MIFCO, which had been spun off into its own separate entity from the state’s main trading SOE, State Trading Organization (STO), has been consistently in debt, and receiving funding via the national budget, because the company has to buy fish at margins which do no reconcile with global market prices even as local fishing vessels continue to receive government fuel subsidies.

The World Bank’s ‘Maldives Country Environmental Analysis – Towards a More Sustainable and Resilient Economy’ noted that there have always been concerns about MIFCO’s financial viability as an SOE.

Although it has the potential to become a profitable company, MIFCO is in debt due to falling global fish prices, rising fuel prices, and high interest rates on their loans, the publication noted. The administration is responsible for paying the debt and thus far the changes, across multiple administrations, to make MIFCO profitable have not been successful, the publication states.

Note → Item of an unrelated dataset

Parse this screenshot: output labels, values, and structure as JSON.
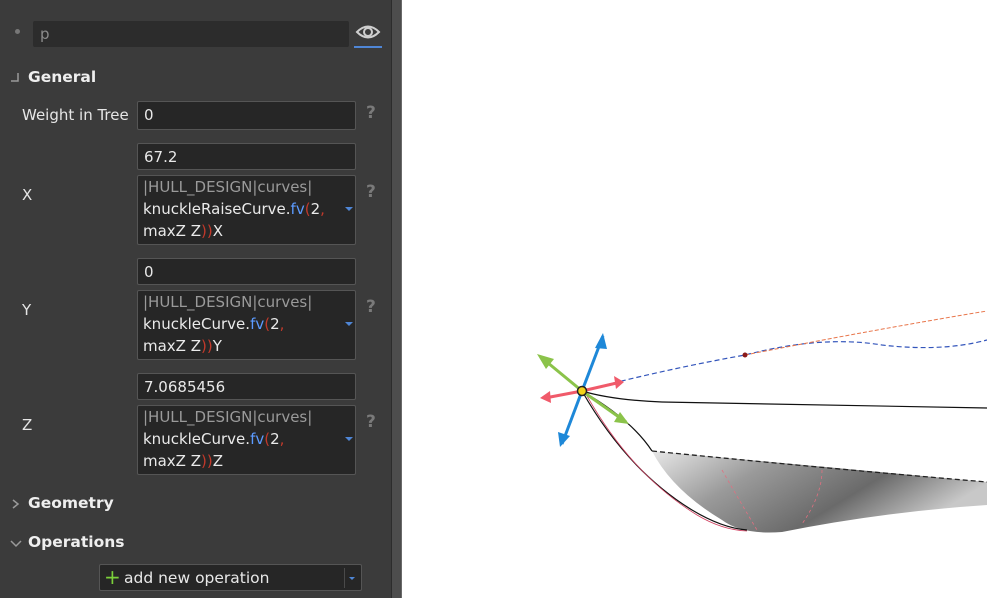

MIFCO’s financial standing has not improved since the Mohamed Nasheed administration initially split up the company’s factories and facilities into separate companies under STO. The World Bank said MIFCO’s financial standing has worsened due to the increase in fish prices and high operating costs at the expense of protect the interests of fishermen.

Despite the expansion of MIFCO’s facilities aimed at increasing fish exports, management inefficiencies have made it difficult for MIFCO to make a profit while the company selling to intermediaries instead of direct to markets also eats into profitability.

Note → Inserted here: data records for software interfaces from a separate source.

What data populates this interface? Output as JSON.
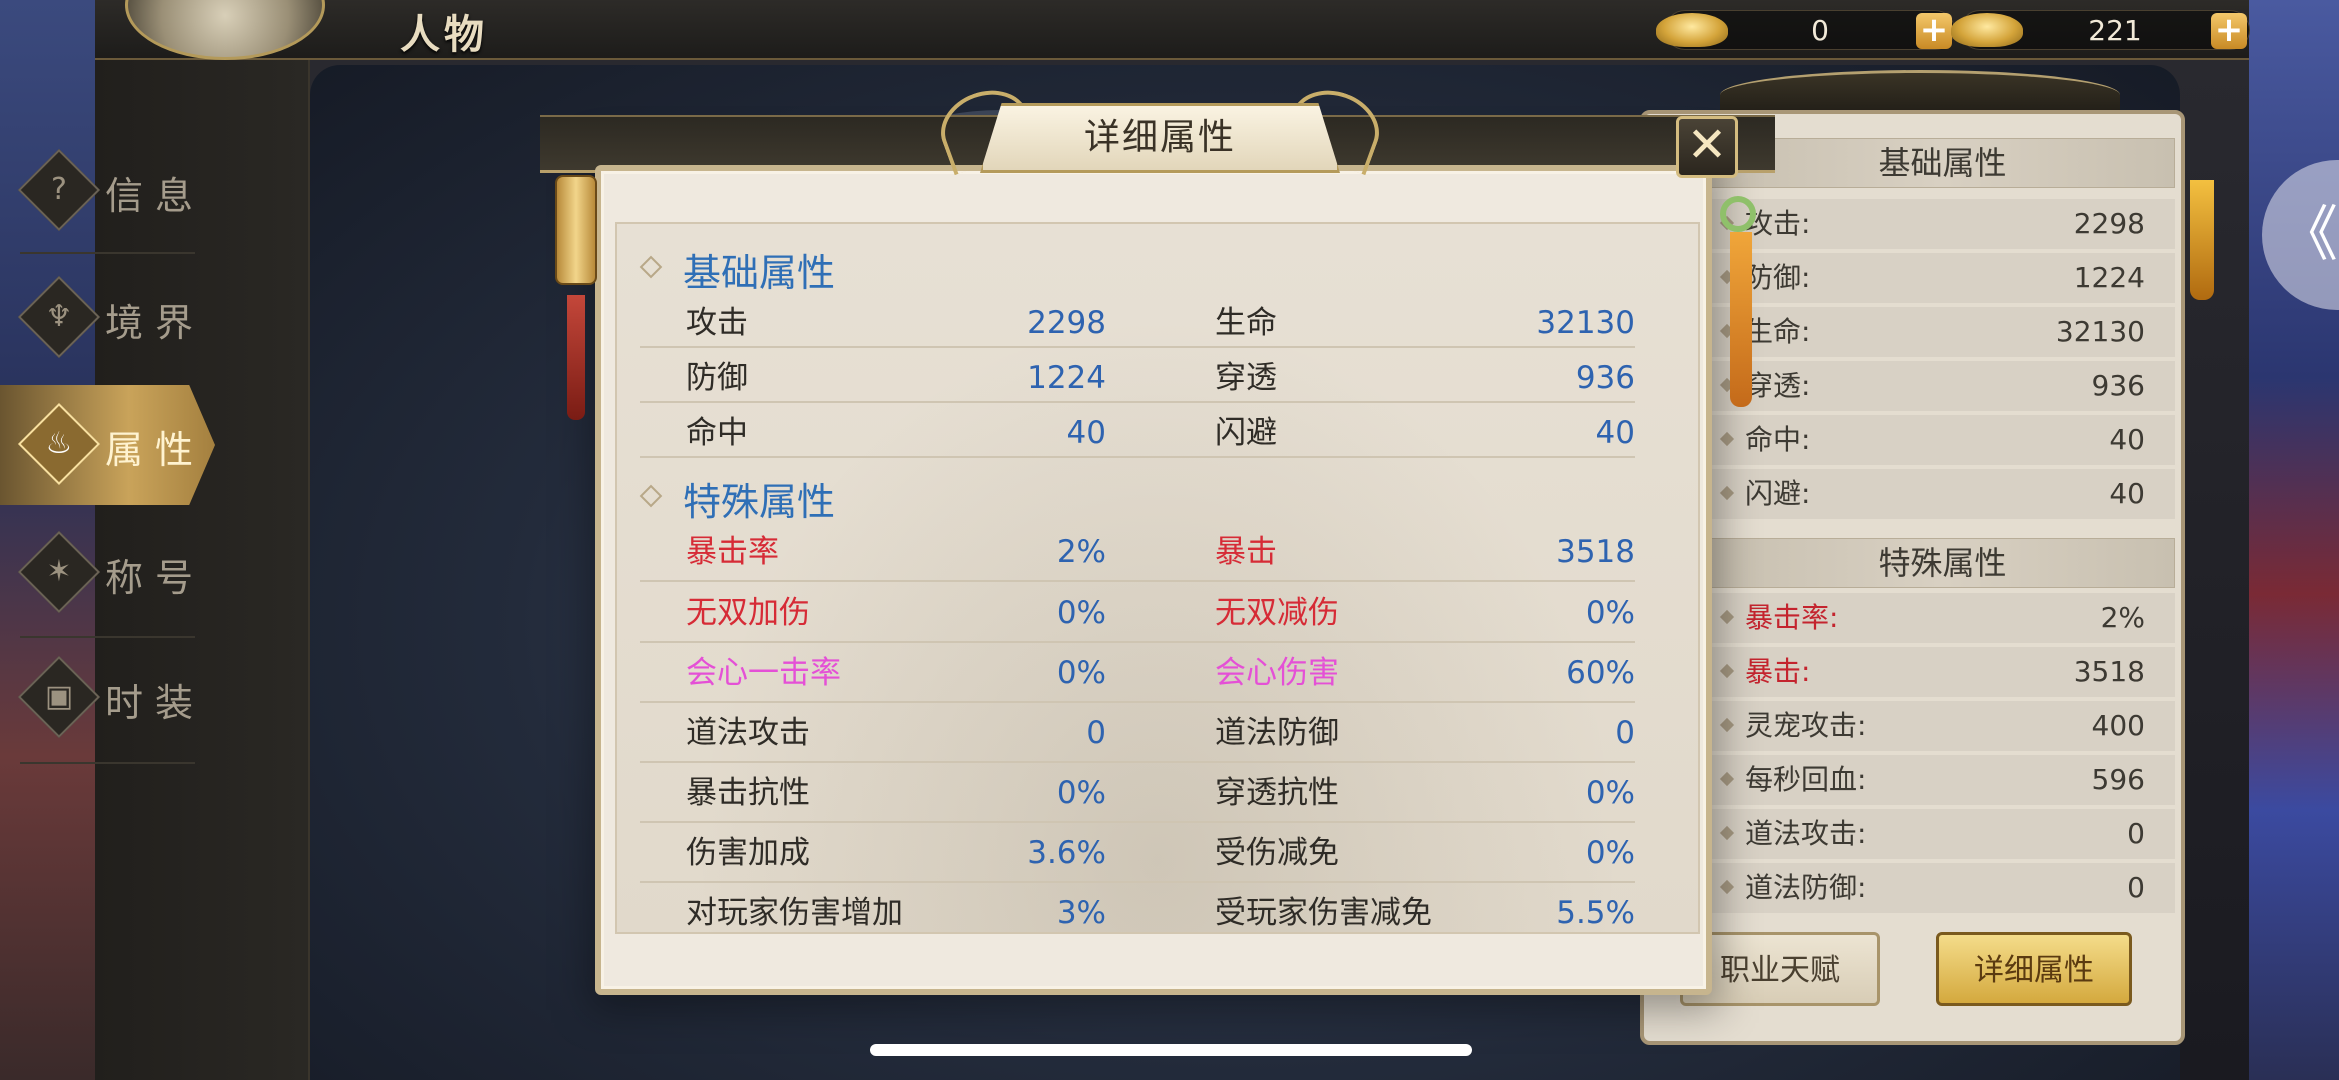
{
  "topbar": {
    "title": "人物",
    "currency_gold": {
      "value": "0",
      "plus": "+"
    },
    "currency_locked": {
      "value": "221",
      "plus": "+"
    }
  },
  "nav": {
    "items": [
      {
        "label": "信息",
        "icon": "question-icon",
        "glyph": "?"
      },
      {
        "label": "境界",
        "icon": "meditation-icon",
        "glyph": "♆"
      },
      {
        "label": "属性",
        "icon": "flame-icon",
        "glyph": "♨",
        "active": true
      },
      {
        "label": "称号",
        "icon": "butterfly-icon",
        "glyph": "✶"
      },
      {
        "label": "时装",
        "icon": "armor-icon",
        "glyph": "▣"
      }
    ]
  },
  "right_panel": {
    "basic_header": "基础属性",
    "basic": [
      {
        "label": "攻击:",
        "value": "2298"
      },
      {
        "label": "防御:",
        "value": "1224"
      },
      {
        "label": "生命:",
        "value": "32130"
      },
      {
        "label": "穿透:",
        "value": "936"
      },
      {
        "label": "命中:",
        "value": "40"
      },
      {
        "label": "闪避:",
        "value": "40"
      }
    ],
    "special_header": "特殊属性",
    "special": [
      {
        "label": "暴击率:",
        "value": "2%",
        "red": true
      },
      {
        "label": "暴击:",
        "value": "3518",
        "red": true
      },
      {
        "label": "灵宠攻击:",
        "value": "400"
      },
      {
        "label": "每秒回血:",
        "value": "596"
      },
      {
        "label": "道法攻击:",
        "value": "0"
      },
      {
        "label": "道法防御:",
        "value": "0"
      }
    ],
    "talent_button": "职业天赋",
    "detail_button": "详细属性"
  },
  "modal": {
    "title": "详细属性",
    "close": "✕",
    "basic_section": "基础属性",
    "basic_rows": [
      [
        {
          "label": "攻击",
          "value": "2298"
        },
        {
          "label": "生命",
          "value": "32130"
        }
      ],
      [
        {
          "label": "防御",
          "value": "1224"
        },
        {
          "label": "穿透",
          "value": "936"
        }
      ],
      [
        {
          "label": "命中",
          "value": "40"
        },
        {
          "label": "闪避",
          "value": "40"
        }
      ]
    ],
    "special_section": "特殊属性",
    "special_rows": [
      [
        {
          "label": "暴击率",
          "value": "2%",
          "color": "red"
        },
        {
          "label": "暴击",
          "value": "3518",
          "color": "red"
        }
      ],
      [
        {
          "label": "无双加伤",
          "value": "0%",
          "color": "red"
        },
        {
          "label": "无双减伤",
          "value": "0%",
          "color": "red"
        }
      ],
      [
        {
          "label": "会心一击率",
          "value": "0%",
          "color": "pink"
        },
        {
          "label": "会心伤害",
          "value": "60%",
          "color": "pink"
        }
      ],
      [
        {
          "label": "道法攻击",
          "value": "0"
        },
        {
          "label": "道法防御",
          "value": "0"
        }
      ],
      [
        {
          "label": "暴击抗性",
          "value": "0%"
        },
        {
          "label": "穿透抗性",
          "value": "0%"
        }
      ],
      [
        {
          "label": "伤害加成",
          "value": "3.6%"
        },
        {
          "label": "受伤减免",
          "value": "0%"
        }
      ],
      [
        {
          "label": "对玩家伤害增加",
          "value": "3%"
        },
        {
          "label": "受玩家伤害减免",
          "value": "5.5%"
        }
      ]
    ]
  },
  "edge_arrow": "《",
  "colors": {
    "section": "#2f6fb6",
    "value": "#2e63b0",
    "red": "#d62b36",
    "pink": "#e450d6",
    "gold": "#c9a35a"
  }
}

The World Bank proposed four solutions for MIFCO to make it out of the red and achieve profitability.

One option is to maintain MIFCO under STO with ‘enhanced capacities’ which would have MIFCO remain a subsidiary of STO, with a focus on expanding its value addition capabilities. According to the World Bank, such an approach would seek to increase revenue 30 percent by having the company reduce exporting fresh and frozen fish products while increasing canned fish production.

Challenges to implementing such policies include the high operating costs of MIFCO and the lack of access to sell to European and American markets. Privately held fisheries companies in the Maldives sell to such markets but this might not immediately translate to MIFCO being able to increase sales similar to these companies, the World Bank noted.

Another option is to privatise MIFCO and introduce direct subsidies to fishermen, the international financial organisation said.

Based on its history and experience, the World Bank says privatisation requires several important considerations; including whether MIFCO can be privatised as a whole or as three or more separate companies, or whether the company should go public, by offering shares publicly, and thereby injecting added value.

The company, after privatisation, should additionally continue to purchase fish with a minimum rate set by the administration, the World Bank advised, adding that the privatisation of MIFCO will relieve the company’s financial burden and overcome the difficulties faced by the government in paying its debts.

However, likelihood is high that privatisation would also drive down the purchase price of fish which would mean the government would have to subsidise fishermen directly.

A further option is to turn MIFCO into an operationally independent public limited company, the World Bank suggested.

MIFCO would then be listed on the stock market and thus structured to operate under considerable autonomy and independent management. The main focus would be on strengthening the company’s operations and reducing costs after which the company could gradually offer increased shares to private investors, the World Bank suggested.

The institution, however, recognised the possibility that such a move may be politically difficult but also pointed out that it would enable MIFCO to buy fish from fishermen at a fair price without government intervention.

This approach could go on to discourage private companies from investing in the fishing industry, the World Bank noted as a potential drawback.

Yet another, final, option proposed by the World Bank is the separation of the fish purchasing operation from the other more commercial operations; one portion would provide cold storage services, while another portion would process, market, and sell the fish.

This would divorce MIFCO’s social responsibilities from its profitability considerations and allow fishermen to receive a larger share of the industry’s profits, the World Bank said.

The buying entity will then become a monopoly and work for the entity which packages, promotes and sells, the World Bank suggested, highlighting that government projects to increase cold storages will, as such, reduce cost and waste.

Each of the proposals should be carefully studied and decisions should factor in not just financial implications, but should also account for social impact, the World Bank said.